## [ABOUT THIS TASK]
How many lines in the listing below include the word "heading"? Reply with the count alone.
....
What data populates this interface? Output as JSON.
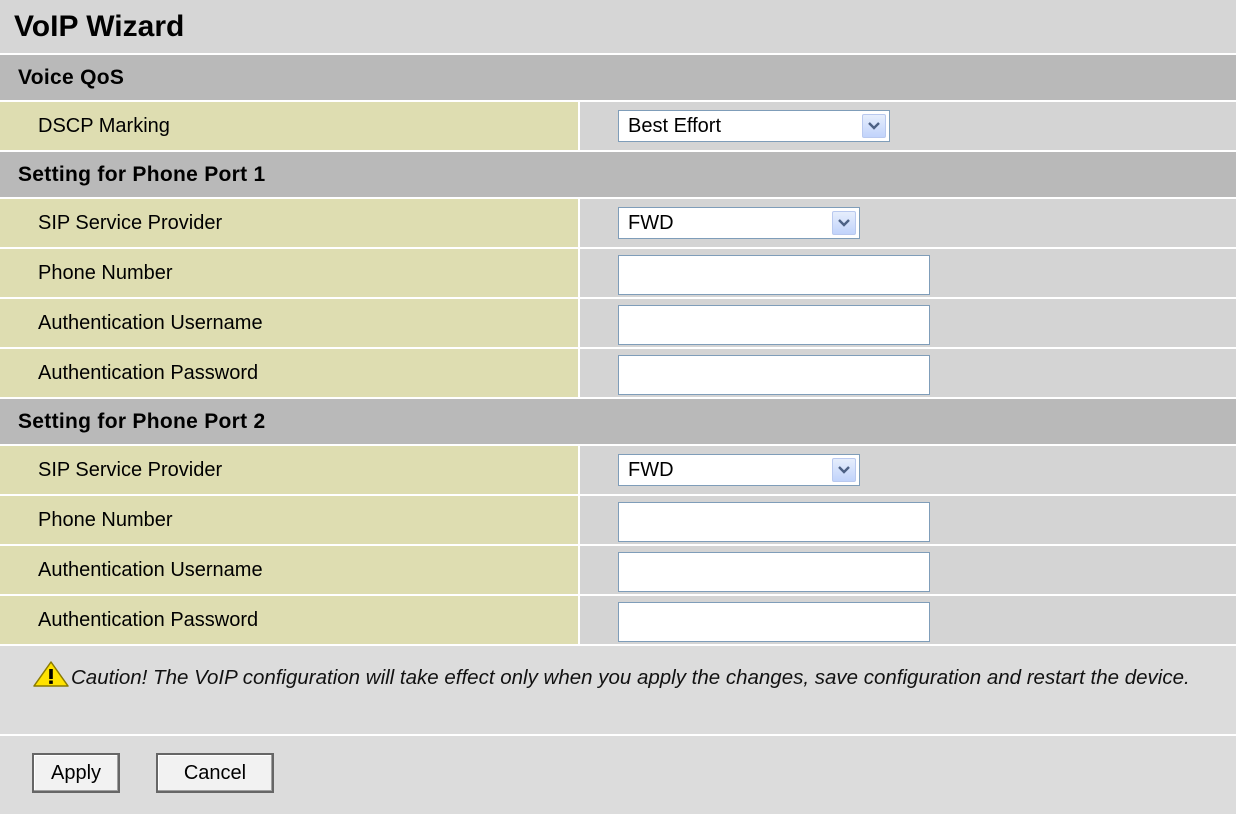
{
  "page": {
    "title": "VoIP Wizard"
  },
  "voice_qos": {
    "heading": "Voice QoS",
    "dscp_label": "DSCP Marking",
    "dscp_value": "Best Effort"
  },
  "port1": {
    "heading": "Setting for Phone Port 1",
    "provider_label": "SIP Service Provider",
    "provider_value": "FWD",
    "phone_label": "Phone Number",
    "phone_value": "",
    "user_label": "Authentication Username",
    "user_value": "",
    "pass_label": "Authentication Password",
    "pass_value": ""
  },
  "port2": {
    "heading": "Setting for Phone Port 2",
    "provider_label": "SIP Service Provider",
    "provider_value": "FWD",
    "phone_label": "Phone Number",
    "phone_value": "",
    "user_label": "Authentication Username",
    "user_value": "",
    "pass_label": "Authentication Password",
    "pass_value": ""
  },
  "caution": {
    "icon": "warning-icon",
    "text": "Caution! The VoIP configuration will take effect only when you apply the changes, save configuration and restart the device."
  },
  "buttons": {
    "apply": "Apply",
    "cancel": "Cancel"
  },
  "colors": {
    "label_bg": "#deddb1",
    "section_bg": "#b9b9b9",
    "panel_bg": "#d4d4d4",
    "warning_yellow": "#ffe200"
  }
}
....
## [ANSWER AREA]
3